I’m alone in my flat on a Friday night. I’m chasing, trying to catch moments. I’m writing; I’m feeding my mind with music. Somehow I’ve found myself back with Deep in the Iris, like an old lover. It’s a muse I know won’t fail me.
Between November 2014 and June 2015, I was so depressed I couldn’t fall in love with music. I could still hear the sounds but I couldn’t feel a thing. It was like going deaf. The only artist I could listen to and still love was Elliott Smith, who I’d found the summer before (15 years after everybody else). Listening to new music was like hearing a baby cry in the distance; it irritated me because it felt like it was demanding something from me that I couldn’t give, and that depressed me further, because it took away my favourite solace. I wrote this poem dedicated to Drew McConnell, who I’d listened to through my last depressive spell when I was a teenager:
just drew there staring back at me
a desktop background symphony
of modest masculinity
of leather, buttoned shirts and jeans.
i hear you, like it’s still ’08 –
i hear you drew, the music’s great
both of us drawn to this sad state
between neutrality and depression
cathartic dark recording sessions
capturing your plaintive sound
oh drew when did i go to ground
when did my love of music cease
to be enough to give me ease
when once your breathy voice brought peace
that time music was just enough
life full of narrow easy stuff
thats when i first unwound with love
for you the character i once knew
oh drew, what did time do with you
or maybe i should say what did it do
Elliott was the only musician who could break through the wall of my new depression. I’d lie in bed listening to the church bells from the convent next door, and then I’d listen to ‘Last Call’, which has a verse about lying in bed listening to church bells and feeling entirely shut off from the world. I worried myself.
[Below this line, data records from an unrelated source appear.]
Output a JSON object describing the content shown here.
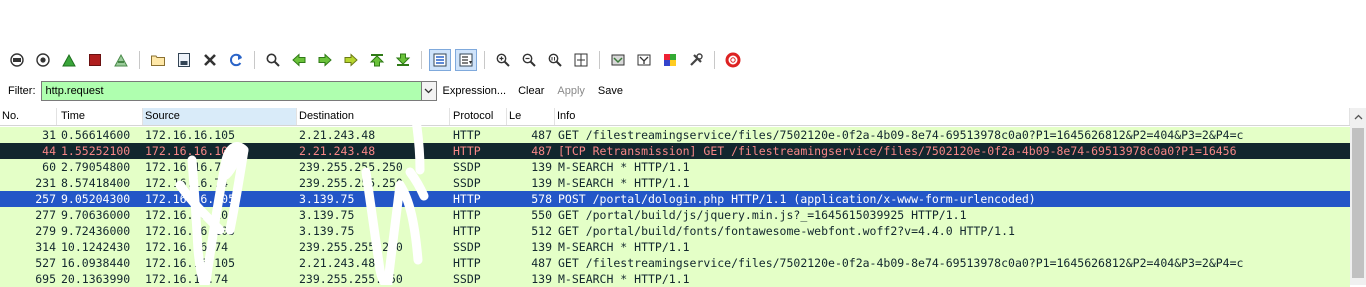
{
  "toolbar": {
    "icons": [
      "interface-list-icon",
      "capture-options-icon",
      "start-capture-icon",
      "stop-capture-icon",
      "restart-capture-icon",
      "open-file-icon",
      "save-file-icon",
      "close-file-icon",
      "reload-icon",
      "find-packet-icon",
      "go-back-icon",
      "go-forward-icon",
      "go-to-packet-icon",
      "go-first-icon",
      "go-last-icon",
      "colorize-icon",
      "autoscroll-icon",
      "zoom-in-icon",
      "zoom-out-icon",
      "normal-size-icon",
      "resize-columns-icon",
      "capture-filters-icon",
      "display-filters-icon",
      "coloring-rules-icon",
      "preferences-icon",
      "help-icon"
    ]
  },
  "filter": {
    "label": "Filter:",
    "value": "http.request",
    "expression": "Expression...",
    "clear": "Clear",
    "apply": "Apply",
    "save": "Save"
  },
  "columns": {
    "no": "No.",
    "time": "Time",
    "source": "Source",
    "destination": "Destination",
    "protocol": "Protocol",
    "length": "Le",
    "info": "Info"
  },
  "colors": {
    "http_row": "#e4ffc7",
    "ssdp_row": "#daeeff",
    "selected_row": "#2356c7",
    "bad_tcp_bg": "#12272e",
    "bad_tcp_fg": "#f78787",
    "filter_ok": "#afffaf"
  },
  "packets": [
    {
      "no": "31",
      "time": "0.56614600",
      "source": "172.16.16.105",
      "destination": "2.21.243.48",
      "protocol": "HTTP",
      "length": "487",
      "info": "GET /filestreamingservice/files/7502120e-0f2a-4b09-8e74-69513978c0a0?P1=1645626812&P2=404&P3=2&P4=c",
      "style": "http"
    },
    {
      "no": "44",
      "time": "1.55252100",
      "source": "172.16.16.105",
      "destination": "2.21.243.48",
      "protocol": "HTTP",
      "length": "487",
      "info": "[TCP Retransmission] GET /filestreamingservice/files/7502120e-0f2a-4b09-8e74-69513978c0a0?P1=16456",
      "style": "bad"
    },
    {
      "no": "60",
      "time": "2.79054800",
      "source": "172.16.16.74",
      "destination": "239.255.255.250",
      "protocol": "SSDP",
      "length": "139",
      "info": "M-SEARCH * HTTP/1.1",
      "style": "http"
    },
    {
      "no": "231",
      "time": "8.57418400",
      "source": "172.16.16.74",
      "destination": "239.255.255.250",
      "protocol": "SSDP",
      "length": "139",
      "info": "M-SEARCH * HTTP/1.1",
      "style": "http"
    },
    {
      "no": "257",
      "time": "9.05204300",
      "source": "172.16.16.105",
      "destination": "3.139.75",
      "protocol": "HTTP",
      "length": "578",
      "info": "POST /portal/dologin.php HTTP/1.1  (application/x-www-form-urlencoded)",
      "style": "selected"
    },
    {
      "no": "277",
      "time": "9.70636000",
      "source": "172.16.16.105",
      "destination": "3.139.75",
      "protocol": "HTTP",
      "length": "550",
      "info": "GET /portal/build/js/jquery.min.js?_=1645615039925 HTTP/1.1",
      "style": "http"
    },
    {
      "no": "279",
      "time": "9.72436000",
      "source": "172.16.16.105",
      "destination": "3.139.75",
      "protocol": "HTTP",
      "length": "512",
      "info": "GET /portal/build/fonts/fontawesome-webfont.woff2?v=4.4.0 HTTP/1.1",
      "style": "http"
    },
    {
      "no": "314",
      "time": "10.1242430",
      "source": "172.16.16.74",
      "destination": "239.255.255.250",
      "protocol": "SSDP",
      "length": "139",
      "info": "M-SEARCH * HTTP/1.1",
      "style": "http"
    },
    {
      "no": "527",
      "time": "16.0938440",
      "source": "172.16.16.105",
      "destination": "2.21.243.48",
      "protocol": "HTTP",
      "length": "487",
      "info": "GET /filestreamingservice/files/7502120e-0f2a-4b09-8e74-69513978c0a0?P1=1645626812&P2=404&P3=2&P4=c",
      "style": "http"
    },
    {
      "no": "695",
      "time": "20.1363990",
      "source": "172.16.16.74",
      "destination": "239.255.255.250",
      "protocol": "SSDP",
      "length": "139",
      "info": "M-SEARCH * HTTP/1.1",
      "style": "http"
    }
  ]
}
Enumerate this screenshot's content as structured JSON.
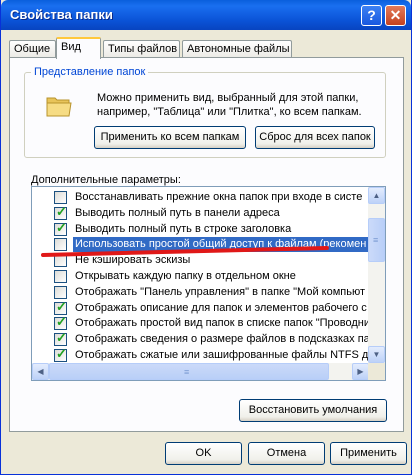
{
  "window": {
    "title": "Свойства папки",
    "help_label": "?",
    "close_label": "✕"
  },
  "tabs": [
    {
      "label": "Общие"
    },
    {
      "label": "Вид"
    },
    {
      "label": "Типы файлов"
    },
    {
      "label": "Автономные файлы"
    }
  ],
  "active_tab": "Вид",
  "folder_views": {
    "legend": "Представление папок",
    "description": "Можно применить вид, выбранный для этой папки, например, \"Таблица\" или \"Плитка\", ко всем папкам.",
    "apply_all_label": "Применить ко всем папкам",
    "reset_all_label": "Сброс для всех папок"
  },
  "advanced": {
    "label": "Дополнительные параметры:",
    "items": [
      {
        "label": "Восстанавливать прежние окна папок при входе в систе",
        "checked": false
      },
      {
        "label": "Выводить полный путь в панели адреса",
        "checked": true
      },
      {
        "label": "Выводить полный путь в строке заголовка",
        "checked": true
      },
      {
        "label": "Использовать простой общий доступ к файлам (рекомен",
        "checked": false,
        "selected": true
      },
      {
        "label": "Не кэшировать эскизы",
        "checked": false
      },
      {
        "label": "Открывать каждую папку в отдельном окне",
        "checked": false
      },
      {
        "label": "Отображать \"Панель управления\" в папке \"Мой компьют",
        "checked": false
      },
      {
        "label": "Отображать описание для папок и элементов рабочего с",
        "checked": true
      },
      {
        "label": "Отображать простой вид папок в списке папок \"Проводни",
        "checked": true
      },
      {
        "label": "Отображать сведения о размере файлов в подсказках па",
        "checked": true
      },
      {
        "label": "Отображать сжатые или зашифрованные файлы NTFS дру",
        "checked": true
      }
    ],
    "check_glyph": "✓",
    "scroll_up": "▲",
    "scroll_down": "▼",
    "scroll_left": "◀",
    "scroll_right": "▶",
    "grip": "≡"
  },
  "restore_defaults_label": "Восстановить умолчания",
  "footer": {
    "ok_label": "OK",
    "cancel_label": "Отмена",
    "apply_label": "Применить"
  },
  "colors": {
    "titlebar": "#0a52d6",
    "selection": "#316ac5",
    "annotation_line": "#e01818"
  }
}
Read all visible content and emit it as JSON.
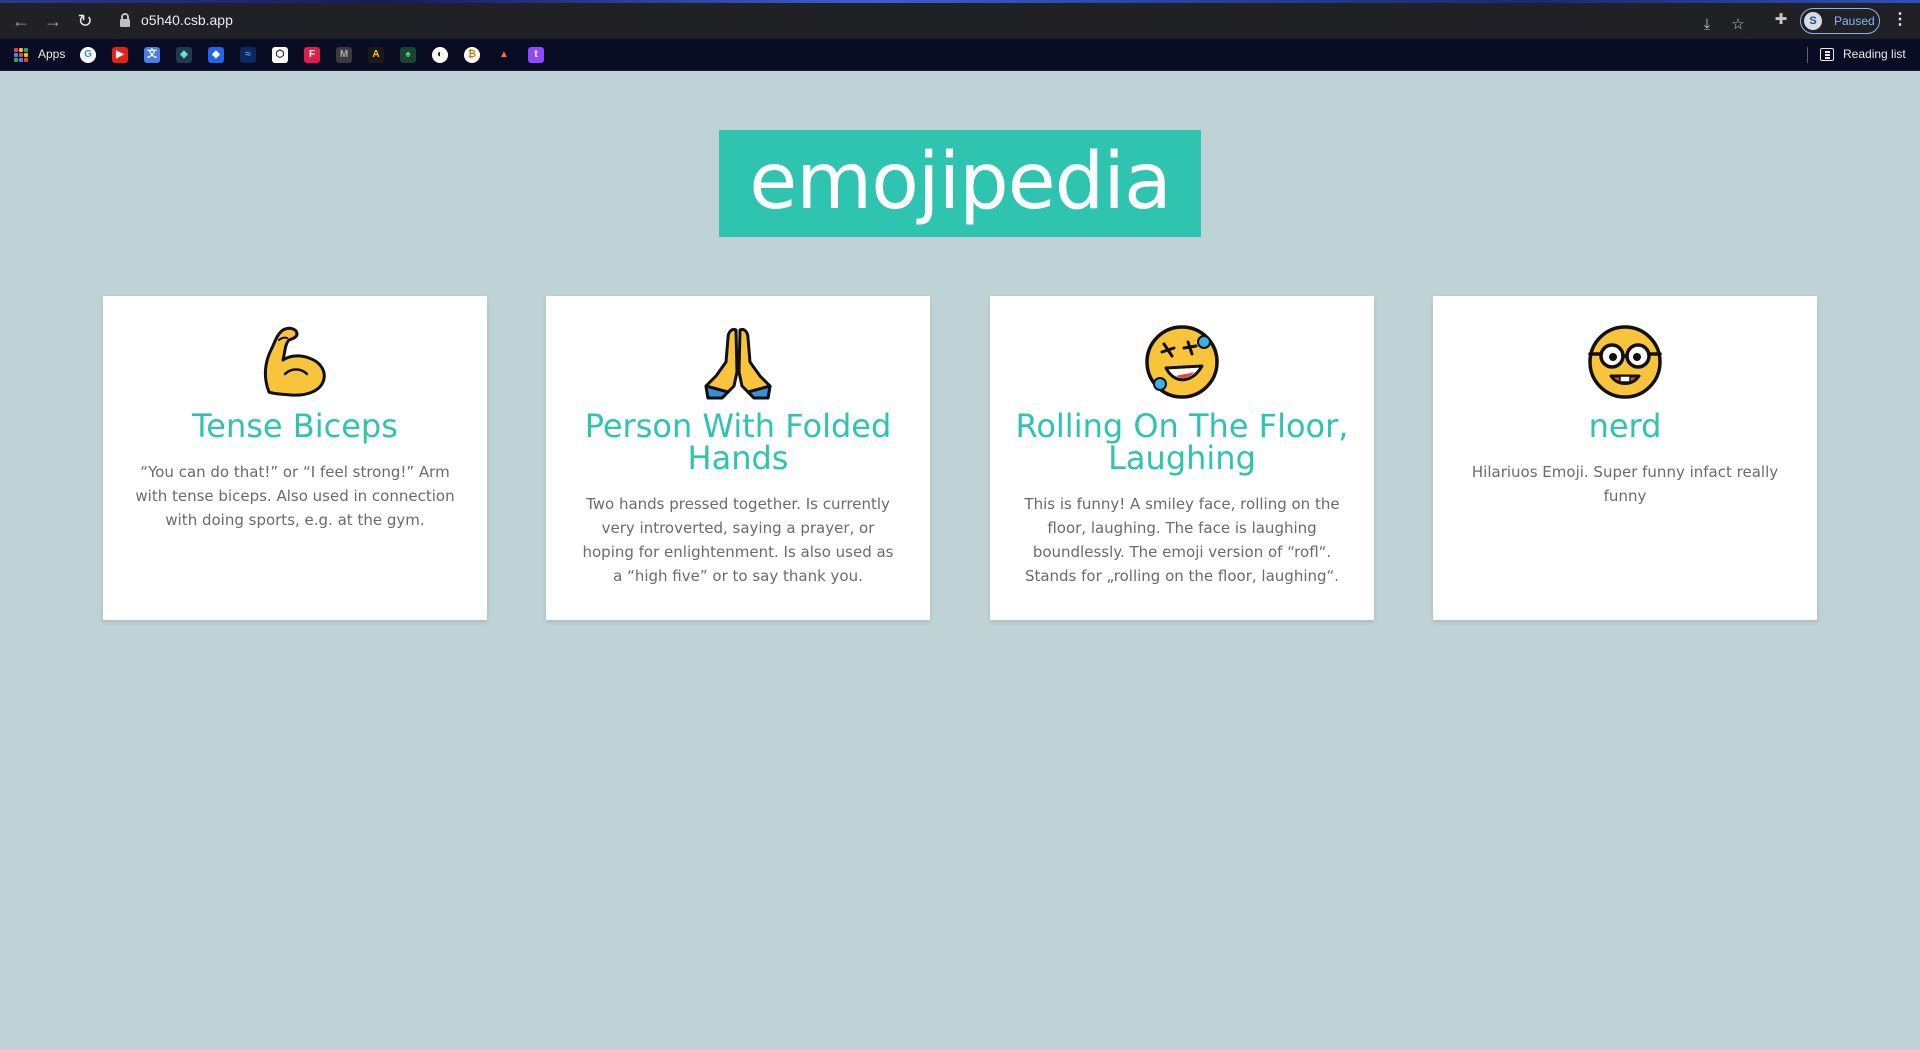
{
  "browser": {
    "url": "o5h40.csb.app",
    "profile_status": "Paused",
    "profile_initial": "S",
    "apps_label": "Apps",
    "reading_list_label": "Reading list"
  },
  "page": {
    "logo": "emojipedia"
  },
  "cards": [
    {
      "emoji": "flexed-biceps",
      "title": "Tense Biceps",
      "description": "“You can do that!” or “I feel strong!” Arm with tense biceps. Also used in connection with doing sports, e.g. at the gym."
    },
    {
      "emoji": "folded-hands",
      "title": "Person With Folded Hands",
      "description": "Two hands pressed together. Is currently very introverted, saying a prayer, or hoping for enlightenment. Is also used as a “high five” or to say thank you."
    },
    {
      "emoji": "rolling-on-the-floor-laughing",
      "title": "Rolling On The Floor, Laughing",
      "description": "This is funny! A smiley face, rolling on the floor, laughing. The face is laughing boundlessly. The emoji version of “rofl“. Stands for „rolling on the floor, laughing“."
    },
    {
      "emoji": "nerd-face",
      "title": "nerd",
      "description": "Hilariuos Emoji. Super funny infact really funny"
    }
  ]
}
I thought I’d never love music again. I forgot what it was like to be courted by sound.
I started to recover in June, after my Finals exams ended. One of the first signs I might be getting better was a renewed appetite for listening to music. I surfed Drowned in Sound’s Best Of lists for something I might want to explore, and found Braids almost instantly. I started listening to Deep in the Iris and got hooked: ‘Happy When’ described exactly the “sad state between neutrality and depression” that I was emerging into (the murky entrance-way to the cave system I’d been hibernating in for 6 months).
“And that I’ll be happy when
this happens or that becomes,
or it is finished and I am done.
Oh, what an idea.”
There was something so subtle about it – the way the samples and the keyboards played out between the frenetic drums, and the way the singer’s voice swooped from hard, tough yelps down to delicate near-whispers and never once lost its way. I started to feel the old urges: to play my music on the street and the bus; to sing along loudly in my room; to put certain tracks on repeat until I got sick of them and then come back and do it again later; to recommend the band to everyone; even to dance.
Falling in love with Braids was exciting, partly because it was a reminder of my old self. It helps that Raphaelle writes feminist lyrics, and that the music is so good. But it was a reminder for me that music is just broken air if it’s not got a listener to order it into beauty.
Now I’m at the stage of our relationship when I sometimes forget how Braids and I first hit it off. Having a few minutes alone with ‘Blondie’ is always a reminder of why I love them.